Emily Jenkinson talks to Jean Cazals, winner of the Pink Lady Food Photographer of the Year Award 2012, on shooting food.

Winner of the Pink Lady Food Photographer of the Year Award 2012, Jean Cazals’ ‘Black Pigs’ – entered into the ‘Food in the Field’ category - was picked from over 3,000 images, submitted from over 60 countries. Raised in France, Cazals now lives in London, but his inspiration is food. His work has appeared in magazines, books and advertisements for a variety of high profile clients. We caught up with him to talk about his winning image and life as a food photographer.

I was 19 when I discovered... how long it would take to become a heart surgeon. I thought archaeology might be boring, so I decided to become a professional photographer instead.

I started... by shooting portraits then moved to food in the late 90s. Being brought up in France, food was a huge part of my life, and it made sense to turn my lens on it. Being a food photographer is a wonderful thing to do between lunch and dinner!

Unlike people, food doesn’t answer back to you… and that makes it a good subject. Food is very varied and allows me to meet people and travel, which I love as well.

There is no secret to taking a great food photograph… which is good or it would be too easy. It’s like a recipe – the magic happens with all the ingredients at a certain moment. Some people might not like a picture that I do, but at the end of the day, you have to follow your own rhythm and integrity.

Lighting is key... and this applies to photography in general. Personally, I like to use daylight – it’s always been the natural choice for me. I can recreate this in a studio, but you can't beat the real thing.

Styling, food and lighting are a marriage... The angle and the distance are important too, but sometimes a good photograph just happens. You can prepare for your shoot as well you like, but I always leave room for spontaneity.

Souffles are difficult to shoot because of timing… they never do what you want. Ice cream is the same. Usually, the challenge comes because the right looks happens instantly and cannot be controlled and stay there, but these issues have been reduced tremendously thanks to digital.

Raw food is more ingredients-based and always a pleasure to shoot... cooked food depends on the nature of the dish, but I like both and always try to make the shot look as good as possible, obviously. Sometime the less is more approach to styling helps a lot.

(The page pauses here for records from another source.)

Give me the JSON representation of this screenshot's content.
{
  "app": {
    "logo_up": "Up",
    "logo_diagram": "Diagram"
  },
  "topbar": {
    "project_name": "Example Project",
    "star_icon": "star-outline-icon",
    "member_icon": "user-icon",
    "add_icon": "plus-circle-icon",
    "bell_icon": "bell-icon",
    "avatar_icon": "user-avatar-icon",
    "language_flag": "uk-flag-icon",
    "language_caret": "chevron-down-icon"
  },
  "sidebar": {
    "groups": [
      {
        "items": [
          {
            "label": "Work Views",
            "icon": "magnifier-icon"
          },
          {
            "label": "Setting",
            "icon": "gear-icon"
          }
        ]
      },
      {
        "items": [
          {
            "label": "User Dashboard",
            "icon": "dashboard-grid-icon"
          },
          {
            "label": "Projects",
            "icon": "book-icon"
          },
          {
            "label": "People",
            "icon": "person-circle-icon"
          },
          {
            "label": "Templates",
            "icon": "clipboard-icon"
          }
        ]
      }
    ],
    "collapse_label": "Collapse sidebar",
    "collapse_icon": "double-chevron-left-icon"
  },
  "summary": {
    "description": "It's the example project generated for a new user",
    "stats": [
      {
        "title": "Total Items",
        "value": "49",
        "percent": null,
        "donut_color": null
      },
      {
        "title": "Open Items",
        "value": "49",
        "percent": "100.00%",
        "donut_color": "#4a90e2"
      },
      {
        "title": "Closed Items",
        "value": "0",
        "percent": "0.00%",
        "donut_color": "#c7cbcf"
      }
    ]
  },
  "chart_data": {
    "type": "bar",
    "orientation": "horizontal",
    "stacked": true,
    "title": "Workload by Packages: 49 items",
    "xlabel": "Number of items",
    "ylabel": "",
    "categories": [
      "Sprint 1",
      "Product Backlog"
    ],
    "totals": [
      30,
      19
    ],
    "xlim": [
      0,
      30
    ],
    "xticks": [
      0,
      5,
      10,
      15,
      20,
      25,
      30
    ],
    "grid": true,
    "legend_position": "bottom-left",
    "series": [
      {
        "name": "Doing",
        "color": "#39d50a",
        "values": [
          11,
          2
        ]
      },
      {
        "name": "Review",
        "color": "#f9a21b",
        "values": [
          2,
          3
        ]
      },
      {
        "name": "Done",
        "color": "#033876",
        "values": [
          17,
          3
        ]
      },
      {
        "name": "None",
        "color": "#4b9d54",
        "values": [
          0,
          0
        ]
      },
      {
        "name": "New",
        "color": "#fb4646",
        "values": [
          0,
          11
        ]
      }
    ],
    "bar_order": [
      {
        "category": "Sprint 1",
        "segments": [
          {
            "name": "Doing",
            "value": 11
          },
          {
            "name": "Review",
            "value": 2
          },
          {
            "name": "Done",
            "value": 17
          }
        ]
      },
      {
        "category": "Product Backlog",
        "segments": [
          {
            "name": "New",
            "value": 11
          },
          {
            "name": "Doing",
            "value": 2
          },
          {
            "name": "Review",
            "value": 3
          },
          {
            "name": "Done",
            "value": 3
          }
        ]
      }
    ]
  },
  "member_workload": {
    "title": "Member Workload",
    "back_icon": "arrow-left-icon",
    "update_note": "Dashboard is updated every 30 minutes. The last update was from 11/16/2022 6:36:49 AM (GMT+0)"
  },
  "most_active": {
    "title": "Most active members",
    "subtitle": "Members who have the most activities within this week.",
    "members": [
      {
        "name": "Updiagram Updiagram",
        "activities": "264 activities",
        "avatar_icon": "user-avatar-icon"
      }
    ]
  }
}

My favourite kind of commission is… the ‘do your own thing’ type of commission. That said, I like the challenge of commissions and they give my work purpose. I’m lucky that I have opportunity to work with great people who often leave me to get on with it, but team work is important too. I always look forward to a shoot where I can share ideas.

I remember the good moments and forget the bad ones… There will always be shoots that cause problems – not always due to food but because of weather, timings, props, people, egos and so on. These can usually be solved though!

'The Black Pigs – Food in the Field' was shot in Gascony, France as part of… an award-winning book for Pascal Aussignac’s restaurant, Club Gascon. Pascal is a great chef and friend. We were going through the various products of the area and the pigs from Bigorre, which are very famous for their ham, were on the list.

They are small pigs… and very friendly - they all came running at me in the field! The magic of this shot came from the light at that moment – just before it started raining. The sky was low and the light was so soft.

I came in low with a 24mm/2.8 on my Canon 5 D... The light allowed me to capture all the details and subtleties of the pig skin, the grass and so on. The fact that you can’t see the eyes of the pigs brings a certain mystery to the shot, I think.

My camera is always… by my side, like a watch. I never get bored – there’s always a shot to take somewhere or somehow. When a plate is served to me, I do look at it through an imaginative view finder – luckily my partner is a great food stylist!

My first coffee table book as an author in my own right… comes out next month. It’s called Tea Time and looks at the best places for tea in London – perfect for the Jubilee and the Games!

1 May 2012

Emily Jenkinson